What this task involves: Your answer is to be the count alone: the number of lines in the data below where "KONICA" appears.

[Web page and app entries]
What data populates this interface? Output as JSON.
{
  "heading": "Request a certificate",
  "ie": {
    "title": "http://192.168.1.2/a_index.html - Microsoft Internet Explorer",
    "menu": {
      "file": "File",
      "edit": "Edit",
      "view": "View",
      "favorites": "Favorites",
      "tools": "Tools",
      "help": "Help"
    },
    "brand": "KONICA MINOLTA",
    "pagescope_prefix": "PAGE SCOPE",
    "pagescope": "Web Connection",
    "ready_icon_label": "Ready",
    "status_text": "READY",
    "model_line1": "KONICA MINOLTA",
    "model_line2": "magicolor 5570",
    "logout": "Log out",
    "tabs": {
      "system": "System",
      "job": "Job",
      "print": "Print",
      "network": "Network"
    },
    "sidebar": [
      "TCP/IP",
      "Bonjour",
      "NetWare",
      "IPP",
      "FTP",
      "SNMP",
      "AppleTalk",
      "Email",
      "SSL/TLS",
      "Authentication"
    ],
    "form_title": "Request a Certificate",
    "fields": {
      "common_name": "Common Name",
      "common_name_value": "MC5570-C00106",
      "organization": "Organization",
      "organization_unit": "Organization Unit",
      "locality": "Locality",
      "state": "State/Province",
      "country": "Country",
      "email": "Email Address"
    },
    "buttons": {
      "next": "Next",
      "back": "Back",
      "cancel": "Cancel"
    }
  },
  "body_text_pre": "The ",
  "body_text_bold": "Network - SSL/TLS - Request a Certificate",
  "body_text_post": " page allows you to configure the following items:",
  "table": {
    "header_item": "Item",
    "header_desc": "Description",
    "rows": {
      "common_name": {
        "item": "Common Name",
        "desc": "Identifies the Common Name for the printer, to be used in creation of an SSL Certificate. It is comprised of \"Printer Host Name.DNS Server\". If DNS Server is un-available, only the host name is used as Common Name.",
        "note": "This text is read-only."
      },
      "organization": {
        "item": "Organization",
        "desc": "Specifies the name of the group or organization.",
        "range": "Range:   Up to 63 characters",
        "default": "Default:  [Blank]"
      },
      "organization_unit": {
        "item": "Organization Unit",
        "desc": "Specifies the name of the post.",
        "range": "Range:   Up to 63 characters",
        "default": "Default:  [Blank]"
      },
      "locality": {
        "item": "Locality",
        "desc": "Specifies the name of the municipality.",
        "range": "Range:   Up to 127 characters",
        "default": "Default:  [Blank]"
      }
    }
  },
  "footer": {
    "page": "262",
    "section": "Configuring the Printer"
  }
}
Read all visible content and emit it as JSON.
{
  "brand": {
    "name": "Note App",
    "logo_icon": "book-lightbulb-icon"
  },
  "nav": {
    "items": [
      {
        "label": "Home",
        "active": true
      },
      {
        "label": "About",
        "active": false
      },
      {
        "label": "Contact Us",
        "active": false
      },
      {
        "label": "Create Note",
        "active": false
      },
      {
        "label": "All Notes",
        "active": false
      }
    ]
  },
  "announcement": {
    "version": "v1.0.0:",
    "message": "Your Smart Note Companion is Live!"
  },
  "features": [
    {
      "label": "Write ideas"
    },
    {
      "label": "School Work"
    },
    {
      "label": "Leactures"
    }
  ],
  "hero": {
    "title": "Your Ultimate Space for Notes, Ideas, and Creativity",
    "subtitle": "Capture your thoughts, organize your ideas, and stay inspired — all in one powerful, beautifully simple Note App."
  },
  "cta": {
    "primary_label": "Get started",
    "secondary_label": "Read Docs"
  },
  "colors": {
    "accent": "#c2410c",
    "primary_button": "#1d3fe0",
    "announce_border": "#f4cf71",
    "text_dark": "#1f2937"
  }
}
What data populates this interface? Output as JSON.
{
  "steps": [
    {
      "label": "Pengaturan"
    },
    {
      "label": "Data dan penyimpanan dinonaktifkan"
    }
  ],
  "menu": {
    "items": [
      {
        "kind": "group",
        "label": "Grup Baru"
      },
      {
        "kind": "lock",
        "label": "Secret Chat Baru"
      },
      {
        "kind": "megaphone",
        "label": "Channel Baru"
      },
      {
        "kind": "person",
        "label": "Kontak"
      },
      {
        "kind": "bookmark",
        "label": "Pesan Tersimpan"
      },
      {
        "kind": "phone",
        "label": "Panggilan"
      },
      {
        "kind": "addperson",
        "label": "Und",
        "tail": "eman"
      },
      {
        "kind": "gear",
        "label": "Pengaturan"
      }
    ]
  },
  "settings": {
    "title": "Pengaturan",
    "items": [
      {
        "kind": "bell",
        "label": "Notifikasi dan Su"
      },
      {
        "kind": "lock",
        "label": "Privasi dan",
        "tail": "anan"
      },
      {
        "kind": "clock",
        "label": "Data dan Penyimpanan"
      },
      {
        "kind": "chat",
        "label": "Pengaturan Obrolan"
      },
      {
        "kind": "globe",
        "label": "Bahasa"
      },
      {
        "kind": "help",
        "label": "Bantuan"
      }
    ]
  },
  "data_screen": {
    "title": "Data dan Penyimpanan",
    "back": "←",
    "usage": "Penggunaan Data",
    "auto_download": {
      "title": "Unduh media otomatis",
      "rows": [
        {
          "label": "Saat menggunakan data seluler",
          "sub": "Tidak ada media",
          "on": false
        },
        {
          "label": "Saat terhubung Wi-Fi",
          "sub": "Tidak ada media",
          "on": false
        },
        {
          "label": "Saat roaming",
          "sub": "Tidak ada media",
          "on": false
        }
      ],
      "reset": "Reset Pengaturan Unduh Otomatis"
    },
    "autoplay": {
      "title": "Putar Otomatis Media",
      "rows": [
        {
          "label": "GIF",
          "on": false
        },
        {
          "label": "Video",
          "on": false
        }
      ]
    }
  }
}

Solution to this exercise: 2